§ Work required
Set down the records that follow exactly, every line of them.

:: Data provided ::

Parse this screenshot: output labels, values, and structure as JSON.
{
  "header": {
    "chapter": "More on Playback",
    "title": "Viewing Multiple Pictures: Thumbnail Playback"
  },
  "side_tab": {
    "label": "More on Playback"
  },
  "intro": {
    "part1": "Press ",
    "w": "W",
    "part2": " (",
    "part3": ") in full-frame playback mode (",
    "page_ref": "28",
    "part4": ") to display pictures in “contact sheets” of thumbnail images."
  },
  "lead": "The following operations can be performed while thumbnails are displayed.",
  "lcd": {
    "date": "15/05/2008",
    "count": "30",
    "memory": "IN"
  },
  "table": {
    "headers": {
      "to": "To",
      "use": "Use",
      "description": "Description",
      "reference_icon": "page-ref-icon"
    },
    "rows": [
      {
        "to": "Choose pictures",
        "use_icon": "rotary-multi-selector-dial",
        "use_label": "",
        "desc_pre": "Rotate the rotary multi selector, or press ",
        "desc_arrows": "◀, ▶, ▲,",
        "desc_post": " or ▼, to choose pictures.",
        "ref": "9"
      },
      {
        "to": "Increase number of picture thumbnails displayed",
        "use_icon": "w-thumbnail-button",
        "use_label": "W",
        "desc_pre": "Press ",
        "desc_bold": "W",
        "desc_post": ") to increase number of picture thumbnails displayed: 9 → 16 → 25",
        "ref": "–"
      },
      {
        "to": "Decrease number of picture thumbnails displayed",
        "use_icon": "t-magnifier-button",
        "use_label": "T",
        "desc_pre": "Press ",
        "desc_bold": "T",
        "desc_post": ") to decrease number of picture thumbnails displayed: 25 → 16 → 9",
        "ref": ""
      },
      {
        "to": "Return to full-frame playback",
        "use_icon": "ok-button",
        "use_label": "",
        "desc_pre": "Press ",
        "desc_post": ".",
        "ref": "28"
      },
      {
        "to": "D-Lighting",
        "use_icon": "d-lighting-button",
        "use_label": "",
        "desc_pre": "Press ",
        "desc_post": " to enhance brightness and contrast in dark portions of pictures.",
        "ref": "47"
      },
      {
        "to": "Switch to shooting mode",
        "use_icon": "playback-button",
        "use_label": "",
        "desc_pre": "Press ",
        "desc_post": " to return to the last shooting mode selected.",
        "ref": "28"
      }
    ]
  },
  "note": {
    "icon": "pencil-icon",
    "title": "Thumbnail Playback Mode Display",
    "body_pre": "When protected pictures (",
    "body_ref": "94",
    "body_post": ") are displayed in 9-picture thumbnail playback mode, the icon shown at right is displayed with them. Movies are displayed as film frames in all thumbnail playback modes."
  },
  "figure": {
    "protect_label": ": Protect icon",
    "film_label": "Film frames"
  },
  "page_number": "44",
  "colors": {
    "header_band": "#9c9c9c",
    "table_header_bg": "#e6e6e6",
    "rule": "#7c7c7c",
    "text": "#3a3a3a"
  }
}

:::

§ Output of the exercise
Parse this screenshot: output labels, values, and structure as JSON.
{
  "header": {
    "chapter": "More on Playback",
    "title": "Viewing Multiple Pictures: Thumbnail Playback"
  },
  "side_tab": {
    "label": "More on Playback"
  },
  "intro": {
    "part1": "Press ",
    "w": "W",
    "part2": " (",
    "part3": ") in full-frame playback mode (",
    "page_ref": "28",
    "part4": ") to display pictures in “contact sheets” of thumbnail images."
  },
  "lead": "The following operations can be performed while thumbnails are displayed.",
  "lcd": {
    "date": "15/05/2008",
    "count": "30",
    "memory": "IN"
  },
  "table": {
    "headers": {
      "to": "To",
      "use": "Use",
      "description": "Description",
      "reference_icon": "page-ref-icon"
    },
    "rows": [
      {
        "to": "Choose pictures",
        "use_icon": "rotary-multi-selector-dial",
        "use_label": "",
        "desc_pre": "Rotate the rotary multi selector, or press ",
        "desc_arrows": "◀, ▶, ▲,",
        "desc_post": " or ▼, to choose pictures.",
        "ref": "9"
      },
      {
        "to": "Increase number of picture thumbnails displayed",
        "use_icon": "w-thumbnail-button",
        "use_label": "W",
        "desc_pre": "Press ",
        "desc_bold": "W",
        "desc_post": ") to increase number of picture thumbnails displayed: 9 → 16 → 25",
        "ref": "–"
      },
      {
        "to": "Decrease number of picture thumbnails displayed",
        "use_icon": "t-magnifier-button",
        "use_label": "T",
        "desc_pre": "Press ",
        "desc_bold": "T",
        "desc_post": ") to decrease number of picture thumbnails displayed: 25 → 16 → 9",
        "ref": ""
      },
      {
        "to": "Return to full-frame playback",
        "use_icon": "ok-button",
        "use_label": "",
        "desc_pre": "Press ",
        "desc_post": ".",
        "ref": "28"
      },
      {
        "to": "D-Lighting",
        "use_icon": "d-lighting-button",
        "use_label": "",
        "desc_pre": "Press ",
        "desc_post": " to enhance brightness and contrast in dark portions of pictures.",
        "ref": "47"
      },
      {
        "to": "Switch to shooting mode",
        "use_icon": "playback-button",
        "use_label": "",
        "desc_pre": "Press ",
        "desc_post": " to return to the last shooting mode selected.",
        "ref": "28"
      }
    ]
  },
  "note": {
    "icon": "pencil-icon",
    "title": "Thumbnail Playback Mode Display",
    "body_pre": "When protected pictures (",
    "body_ref": "94",
    "body_post": ") are displayed in 9-picture thumbnail playback mode, the icon shown at right is displayed with them. Movies are displayed as film frames in all thumbnail playback modes."
  },
  "figure": {
    "protect_label": ": Protect icon",
    "film_label": "Film frames"
  },
  "page_number": "44",
  "colors": {
    "header_band": "#9c9c9c",
    "table_header_bg": "#e6e6e6",
    "rule": "#7c7c7c",
    "text": "#3a3a3a"
  }
}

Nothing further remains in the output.